◆ **The task**: Only one number is expected here, namely how many lines of the entries below hold the string "handle".

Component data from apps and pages

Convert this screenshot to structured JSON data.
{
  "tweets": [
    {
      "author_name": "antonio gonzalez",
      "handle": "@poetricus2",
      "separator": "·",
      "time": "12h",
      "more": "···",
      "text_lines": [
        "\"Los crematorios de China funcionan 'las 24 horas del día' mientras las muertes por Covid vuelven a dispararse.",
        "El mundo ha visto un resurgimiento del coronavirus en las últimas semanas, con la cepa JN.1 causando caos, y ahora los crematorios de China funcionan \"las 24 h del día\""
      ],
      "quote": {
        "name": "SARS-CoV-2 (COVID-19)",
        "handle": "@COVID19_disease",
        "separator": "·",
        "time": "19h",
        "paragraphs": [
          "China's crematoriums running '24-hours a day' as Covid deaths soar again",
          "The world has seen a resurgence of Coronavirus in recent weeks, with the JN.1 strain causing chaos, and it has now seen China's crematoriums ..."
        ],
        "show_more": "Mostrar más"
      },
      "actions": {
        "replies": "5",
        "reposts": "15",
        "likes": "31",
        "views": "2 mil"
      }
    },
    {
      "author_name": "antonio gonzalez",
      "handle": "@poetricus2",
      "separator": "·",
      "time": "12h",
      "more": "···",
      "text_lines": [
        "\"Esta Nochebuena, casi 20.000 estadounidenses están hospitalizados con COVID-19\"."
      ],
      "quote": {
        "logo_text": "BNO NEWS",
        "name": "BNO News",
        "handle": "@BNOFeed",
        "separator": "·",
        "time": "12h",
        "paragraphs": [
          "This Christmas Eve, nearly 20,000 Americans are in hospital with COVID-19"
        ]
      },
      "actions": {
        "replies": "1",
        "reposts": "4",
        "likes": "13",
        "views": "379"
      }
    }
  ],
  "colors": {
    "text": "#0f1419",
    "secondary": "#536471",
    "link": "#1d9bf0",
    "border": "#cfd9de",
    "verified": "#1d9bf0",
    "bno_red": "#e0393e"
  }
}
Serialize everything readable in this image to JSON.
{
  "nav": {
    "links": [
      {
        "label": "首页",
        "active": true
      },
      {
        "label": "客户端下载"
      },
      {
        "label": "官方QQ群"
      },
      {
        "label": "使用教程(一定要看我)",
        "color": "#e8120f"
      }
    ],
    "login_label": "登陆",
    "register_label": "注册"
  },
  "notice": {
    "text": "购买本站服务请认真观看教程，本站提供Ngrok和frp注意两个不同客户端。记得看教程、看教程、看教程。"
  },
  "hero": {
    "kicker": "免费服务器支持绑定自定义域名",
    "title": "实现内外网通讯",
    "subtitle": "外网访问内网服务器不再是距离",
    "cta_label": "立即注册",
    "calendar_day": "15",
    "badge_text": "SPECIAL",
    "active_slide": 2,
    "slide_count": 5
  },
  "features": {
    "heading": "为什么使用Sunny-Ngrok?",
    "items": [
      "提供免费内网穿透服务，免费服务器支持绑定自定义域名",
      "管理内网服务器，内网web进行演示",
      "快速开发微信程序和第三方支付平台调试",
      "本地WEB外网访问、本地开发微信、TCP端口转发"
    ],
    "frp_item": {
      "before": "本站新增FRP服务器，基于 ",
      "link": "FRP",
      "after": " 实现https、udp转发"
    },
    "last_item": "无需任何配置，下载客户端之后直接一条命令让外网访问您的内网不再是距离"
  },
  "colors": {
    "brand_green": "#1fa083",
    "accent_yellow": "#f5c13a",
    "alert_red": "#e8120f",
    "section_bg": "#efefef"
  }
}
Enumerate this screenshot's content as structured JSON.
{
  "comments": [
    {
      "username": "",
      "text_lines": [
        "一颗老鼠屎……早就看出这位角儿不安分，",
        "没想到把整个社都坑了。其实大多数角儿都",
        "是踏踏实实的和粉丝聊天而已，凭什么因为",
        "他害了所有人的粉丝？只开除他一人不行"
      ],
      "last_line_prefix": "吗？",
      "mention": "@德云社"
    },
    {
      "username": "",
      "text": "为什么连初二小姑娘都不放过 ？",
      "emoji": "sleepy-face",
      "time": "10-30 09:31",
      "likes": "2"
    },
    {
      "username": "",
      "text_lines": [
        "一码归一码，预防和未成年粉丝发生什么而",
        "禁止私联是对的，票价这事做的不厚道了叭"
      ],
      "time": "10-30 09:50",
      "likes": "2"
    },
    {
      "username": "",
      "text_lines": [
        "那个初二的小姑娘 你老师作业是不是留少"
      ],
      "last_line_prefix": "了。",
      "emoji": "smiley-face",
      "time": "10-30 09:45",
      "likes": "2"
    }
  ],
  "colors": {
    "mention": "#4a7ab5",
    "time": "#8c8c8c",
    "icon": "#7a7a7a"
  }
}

◆ **Reply to the exercise**: 4